TASK DETAILS: Report the lines of the material that carry the string "dans".

EXTRACTED RECORDS:

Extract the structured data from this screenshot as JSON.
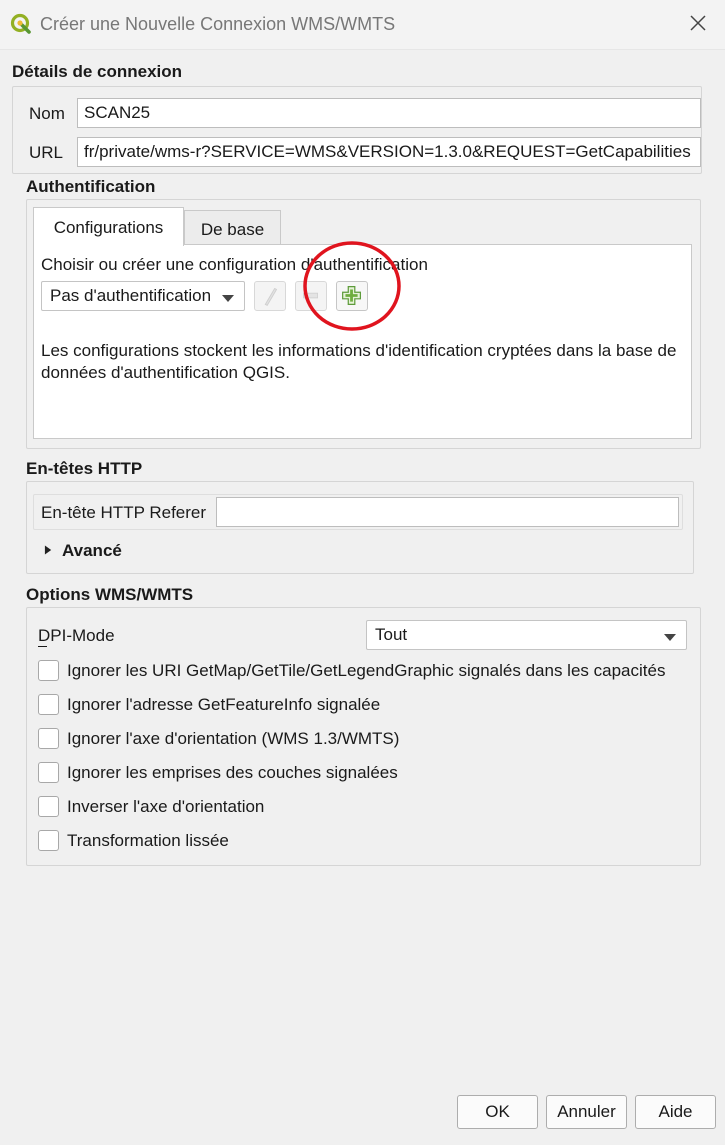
{
  "window": {
    "title": "Créer une Nouvelle Connexion WMS/WMTS",
    "app_icon": "qgis-logo-icon",
    "close_icon": "close-icon"
  },
  "connection": {
    "heading": "Détails de connexion",
    "name_label": "Nom",
    "name_value": "SCAN25",
    "url_label": "URL",
    "url_value": "fr/private/wms-r?SERVICE=WMS&VERSION=1.3.0&REQUEST=GetCapabilities"
  },
  "auth": {
    "heading": "Authentification",
    "tabs": [
      {
        "label": "Configurations",
        "active": true
      },
      {
        "label": "De base",
        "active": false
      }
    ],
    "prompt": "Choisir ou créer une configuration d'authentification",
    "combo_value": "Pas d'authentification",
    "buttons": [
      {
        "name": "edit-config-button",
        "icon": "pencil-icon",
        "enabled": false
      },
      {
        "name": "remove-config-button",
        "icon": "minus-icon",
        "enabled": false
      },
      {
        "name": "add-config-button",
        "icon": "green-plus-icon",
        "enabled": true
      }
    ],
    "info_text": "Les configurations stockent les informations d'identification cryptées dans la base de données d'authentification QGIS.",
    "highlight_color": "#e0141e"
  },
  "http": {
    "heading": "En-têtes HTTP",
    "referer_label": "En-tête HTTP Referer",
    "referer_value": "",
    "advanced_label": "Avancé"
  },
  "wms": {
    "heading": "Options WMS/WMTS",
    "dpi_label": "DPI-Mode",
    "dpi_value": "Tout",
    "options": [
      {
        "label": "Ignorer les URI GetMap/GetTile/GetLegendGraphic signalés dans les capacités",
        "checked": false
      },
      {
        "label": "Ignorer l'adresse GetFeatureInfo signalée",
        "checked": false
      },
      {
        "label": "Ignorer l'axe d'orientation (WMS 1.3/WMTS)",
        "checked": false
      },
      {
        "label": "Ignorer les emprises des couches signalées",
        "checked": false
      },
      {
        "label": "Inverser l'axe d'orientation",
        "checked": false
      },
      {
        "label": "Transformation lissée",
        "checked": false
      }
    ]
  },
  "footer": {
    "ok_label": "OK",
    "cancel_label": "Annuler",
    "help_label": "Aide"
  }
}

FINISHED EXERCISE:
    "info_text": "Les configurations stockent les informations d'identification cryptées dans la base de données d'authentification QGIS.",
        "label": "Ignorer les URI GetMap/GetTile/GetLegendGraphic signalés dans les capacités",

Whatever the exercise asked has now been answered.